And, the show, well, WOW! Just WOW!!! I won’t tell you much, as it is a spectacle to enjoy first hand but I will say that I got a bit emotional at 'Thank You for the Music" (like many people, music has been a large part of my life; if you've read my book, you'll know how much), and, with the excitement of the event and the utter awesome-ness of it, the happy tears were hovering; A bit later, “Dancing Queen” came on; I will say that it’s not my favourite ABBA song to dance to (that, and others I love, had already been played), and that I had happily been chair dancing, but, caught up in the emotion, I turned to my partner, as he was already lifting my stick up off the floor, and I stood up and danced!! I was so caught up with the overwhelmingly joyful feeling throughout the auditorium that it felt almost spiritual! I will also add that the space enabled this; again, I didn’t have to worry about people getting too close, so I could just join in, without worry (I may have invaded my partner’s space a little, though, as I was so immersed.)

Then, at the end, ABBA, the real life, human, ABBA came on! (It's opening weekend so I don't think it will be an every show thing). My tears flowed! I just felt so happy! I turned to my partner and just said,

“It’s all so wonderfully emotional!”




Back in the foyer, we chatted to a few people, pretty much all just going, “Wasn’t that wonderful?!” And I got to have my photo taken with two gorgeous humans, who I thought looked utterly fabulous!




We headed back out to the car park and the car parking staff were all so lovely! I felt like I was a VIP (my actual initials! 🥰), Everyone was so smiley and attentive. And Wonderful William was there, chatting to everyone, being incredibly helpful, checking we had enjoyed the show.


He shook our hands, wished us a safe trip, and said he hoped to see us again soon; we said we very much hoped for the same.


Useful links

https://abbavoyage.com/

access@abbavoyage.com


#ABBA #ABBAVoyage #ABBAArena #TicketMaster #Accessibilty #DisabledAccess #Inclusion #BlueBadgeParking #TheBarriersWeFace #AbleismExists #DisaBodyPosi #BrokenButBeautiful #InvisibleDisabilities #DisabledDancer #InvisibleIllness #AllBodiesAreGoodBodies #AccessibleVenues #InclusiveEvents


123 views0 comments

Recent Posts

See All

I really didn’t want to be doing this.

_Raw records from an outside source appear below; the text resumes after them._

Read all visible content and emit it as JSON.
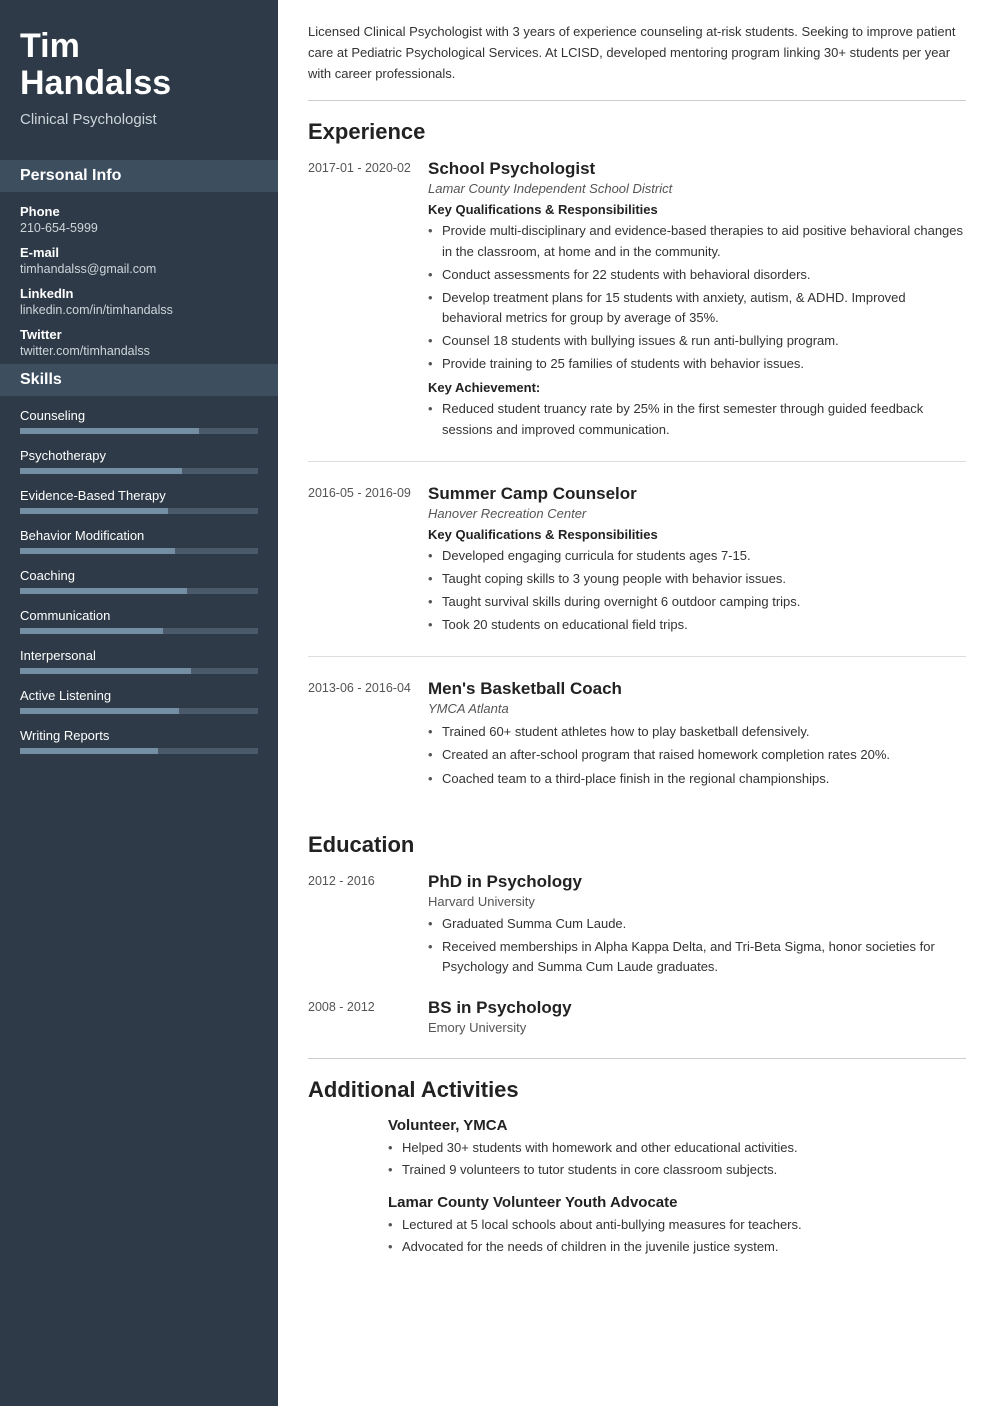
{
  "sidebar": {
    "name_line1": "Tim",
    "name_line2": "Handalss",
    "job_title": "Clinical Psychologist",
    "personal_info": {
      "title": "Personal Info",
      "phone_label": "Phone",
      "phone": "210-654-5999",
      "email_label": "E-mail",
      "email": "timhandalss@gmail.com",
      "linkedin_label": "LinkedIn",
      "linkedin": "linkedin.com/in/timhandalss",
      "twitter_label": "Twitter",
      "twitter": "twitter.com/timhandalss"
    },
    "skills": {
      "title": "Skills",
      "items": [
        {
          "name": "Counseling",
          "pct": 75
        },
        {
          "name": "Psychotherapy",
          "pct": 68
        },
        {
          "name": "Evidence-Based Therapy",
          "pct": 62
        },
        {
          "name": "Behavior Modification",
          "pct": 65
        },
        {
          "name": "Coaching",
          "pct": 70
        },
        {
          "name": "Communication",
          "pct": 60
        },
        {
          "name": "Interpersonal",
          "pct": 72
        },
        {
          "name": "Active Listening",
          "pct": 67
        },
        {
          "name": "Writing Reports",
          "pct": 58
        }
      ]
    }
  },
  "main": {
    "summary": "Licensed Clinical Psychologist with 3 years of experience counseling at-risk students. Seeking to improve patient care at Pediatric Psychological Services. At LCISD, developed mentoring program linking 30+ students per year with career professionals.",
    "experience_title": "Experience",
    "experience": [
      {
        "date": "2017-01 - 2020-02",
        "job_title": "School Psychologist",
        "company": "Lamar County Independent School District",
        "qualifications_label": "Key Qualifications & Responsibilities",
        "bullets": [
          "Provide multi-disciplinary and evidence-based therapies to aid positive behavioral changes in the classroom, at home and in the community.",
          "Conduct assessments for 22 students with behavioral disorders.",
          "Develop treatment plans for 15 students with anxiety, autism, & ADHD. Improved behavioral metrics for group by average of 35%.",
          "Counsel 18 students with bullying issues & run anti-bullying program.",
          "Provide training to 25 families of students with behavior issues."
        ],
        "achievement_label": "Key Achievement:",
        "achievement_bullets": [
          "Reduced student truancy rate by 25% in the first semester through guided feedback sessions and improved communication."
        ]
      },
      {
        "date": "2016-05 - 2016-09",
        "job_title": "Summer Camp Counselor",
        "company": "Hanover Recreation Center",
        "qualifications_label": "Key Qualifications & Responsibilities",
        "bullets": [
          "Developed engaging curricula for students ages 7-15.",
          "Taught coping skills to 3 young people with behavior issues.",
          "Taught survival skills during overnight 6 outdoor camping trips.",
          "Took 20 students on educational field trips."
        ],
        "achievement_label": null,
        "achievement_bullets": []
      },
      {
        "date": "2013-06 - 2016-04",
        "job_title": "Men's Basketball Coach",
        "company": "YMCA Atlanta",
        "qualifications_label": null,
        "bullets": [
          "Trained 60+ student athletes how to play basketball defensively.",
          "Created an after-school program that raised homework completion rates 20%.",
          "Coached team to a third-place finish in the regional championships."
        ],
        "achievement_label": null,
        "achievement_bullets": []
      }
    ],
    "education_title": "Education",
    "education": [
      {
        "date": "2012 - 2016",
        "degree": "PhD in Psychology",
        "school": "Harvard University",
        "bullets": [
          "Graduated Summa Cum Laude.",
          "Received memberships in Alpha Kappa Delta, and Tri-Beta Sigma, honor societies for Psychology and Summa Cum Laude graduates."
        ]
      },
      {
        "date": "2008 - 2012",
        "degree": "BS in Psychology",
        "school": "Emory University",
        "bullets": []
      }
    ],
    "activities_title": "Additional Activities",
    "activities": [
      {
        "title": "Volunteer, YMCA",
        "bullets": [
          "Helped 30+ students with homework and other educational activities.",
          "Trained 9 volunteers to tutor students in core classroom subjects."
        ]
      },
      {
        "title": "Lamar County Volunteer Youth Advocate",
        "bullets": [
          "Lectured at 5 local schools about anti-bullying measures for teachers.",
          "Advocated for the needs of children in the juvenile justice system."
        ]
      }
    ]
  }
}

It’s hard work. It’s stressful. It’s tiring. It can be demoralising. It can be disappointing. It can lead to feelings of rejection. But, here I am, putting mysel

Quick tips for crowdfunding I ran two successful crowdfunding campaigns for my first books, and, since then, I am frequently asked for tips on how to do it, so I thought I would write a blog to share